- [Your instructions] For the data below, report how many lines include the word "title", and write nothing else.

- [Given data]
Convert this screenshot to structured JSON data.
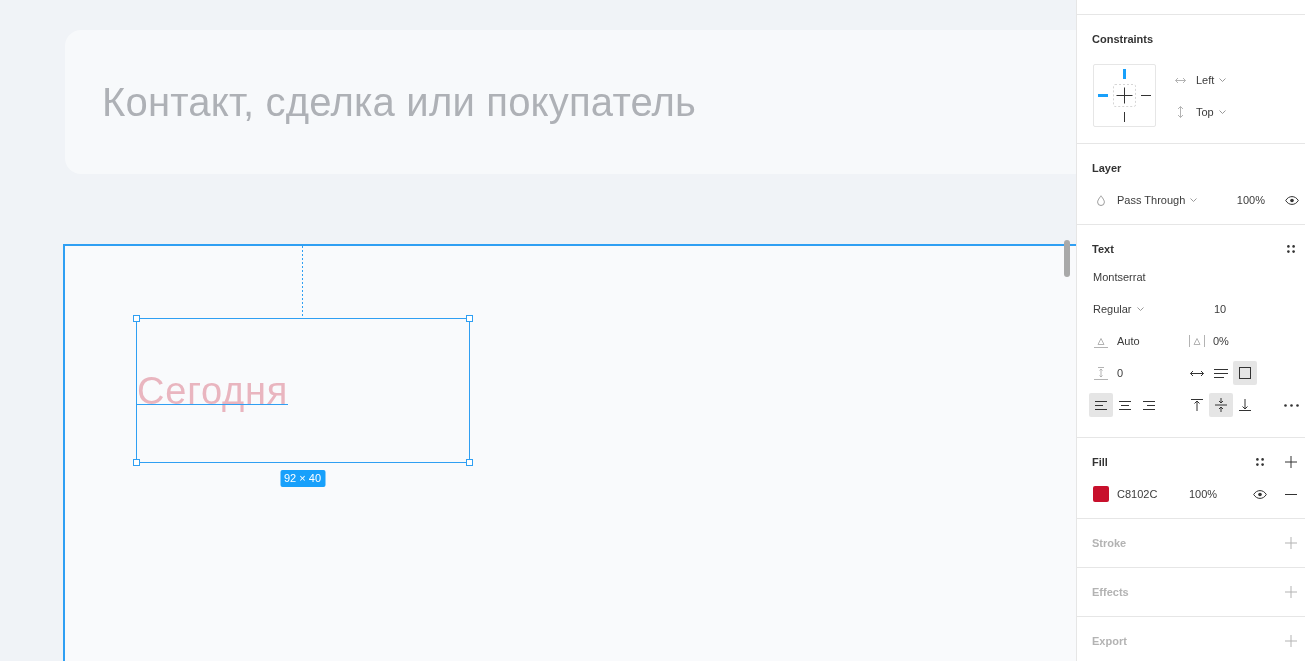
{
  "canvas": {
    "search": {
      "placeholder": "Контакт, сделка или покупатель"
    },
    "frame": {
      "text_layer": "Сегодня",
      "size_badge": "92 × 40"
    }
  },
  "panel": {
    "constraints": {
      "title": "Constraints",
      "pins": [
        {
          "kind": "top",
          "selected": true
        },
        {
          "kind": "left",
          "selected": true
        },
        {
          "kind": "right",
          "selected": false
        },
        {
          "kind": "bottom",
          "selected": false
        }
      ],
      "horizontal": "Left",
      "vertical": "Top"
    },
    "layer": {
      "title": "Layer",
      "blend_mode": "Pass Through",
      "opacity": "100%"
    },
    "text": {
      "title": "Text",
      "font_family": "Montserrat",
      "font_style": "Regular",
      "font_size": "10",
      "line_height": "Auto",
      "letter_spacing": "0%",
      "paragraph_spacing": "0",
      "resizing": [
        {
          "kind": "auto-width",
          "selected": false
        },
        {
          "kind": "auto-height",
          "selected": false
        },
        {
          "kind": "fixed-size",
          "selected": true
        }
      ],
      "align_horizontal": [
        {
          "kind": "left",
          "selected": true
        },
        {
          "kind": "center",
          "selected": false
        },
        {
          "kind": "right",
          "selected": false
        }
      ],
      "align_vertical": [
        {
          "kind": "top",
          "selected": false
        },
        {
          "kind": "middle",
          "selected": true
        },
        {
          "kind": "bottom",
          "selected": false
        }
      ]
    },
    "fill": {
      "title": "Fill",
      "fills": [
        {
          "color": "#c8102c",
          "hex": "C8102C",
          "opacity": "100%"
        }
      ]
    },
    "empty_sections": [
      {
        "title": "Stroke"
      },
      {
        "title": "Effects"
      },
      {
        "title": "Export"
      }
    ]
  }
}
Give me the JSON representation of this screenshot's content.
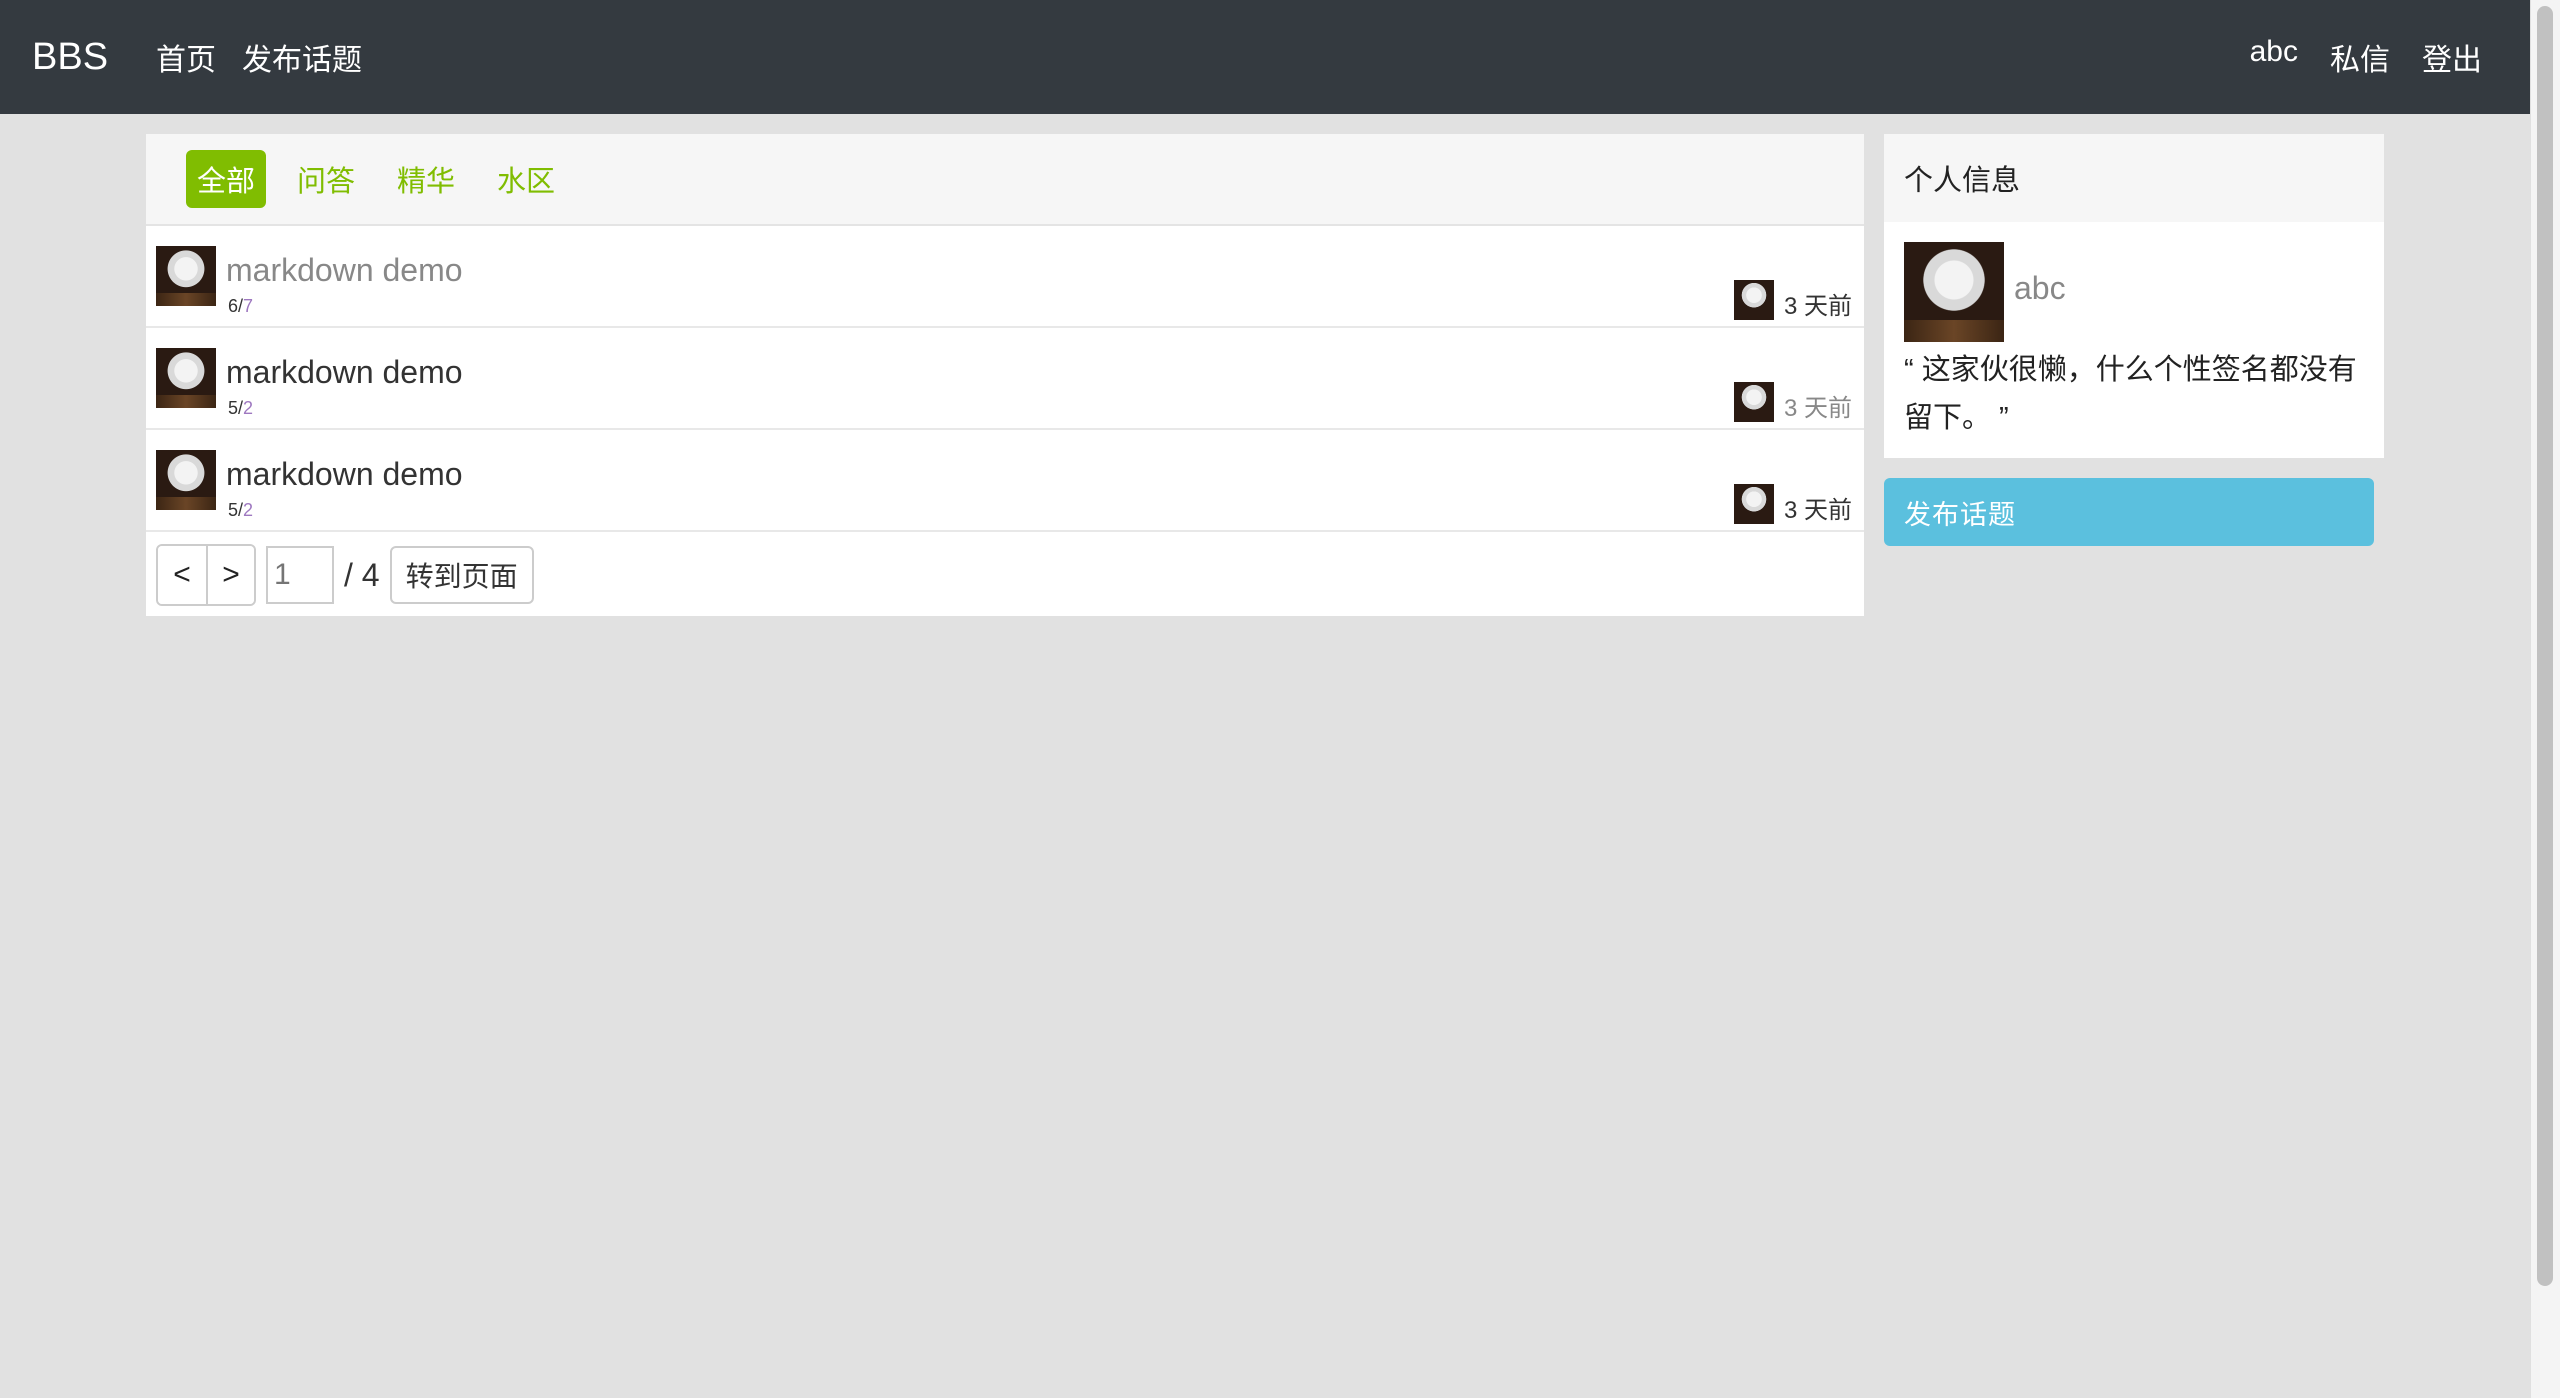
{
  "navbar": {
    "brand": "BBS",
    "left_links": [
      "首页",
      "发布话题"
    ],
    "right_links": [
      "abc",
      "私信",
      "登出"
    ]
  },
  "tabs": [
    {
      "label": "全部",
      "active": true
    },
    {
      "label": "问答",
      "active": false
    },
    {
      "label": "精华",
      "active": false
    },
    {
      "label": "水区",
      "active": false
    }
  ],
  "topics": [
    {
      "title": "markdown demo",
      "replies": "6",
      "views": "7",
      "time": "3 天前"
    },
    {
      "title": "markdown demo",
      "replies": "5",
      "views": "2",
      "time": "3 天前"
    },
    {
      "title": "markdown demo",
      "replies": "5",
      "views": "2",
      "time": "3 天前"
    }
  ],
  "pager": {
    "prev": "<",
    "next": ">",
    "page_input": "1",
    "total": "/ 4",
    "goto": "转到页面"
  },
  "profile": {
    "header": "个人信息",
    "username": "abc",
    "signature": "“ 这家伙很懒，什么个性签名都没有留下。 ”"
  },
  "sidebar_button": "发布话题",
  "colors": {
    "navbar_bg": "#343a40",
    "accent_green": "#80bd01",
    "post_button": "#5bc0de",
    "page_bg": "#e1e1e1"
  }
}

- [Worked solution] 10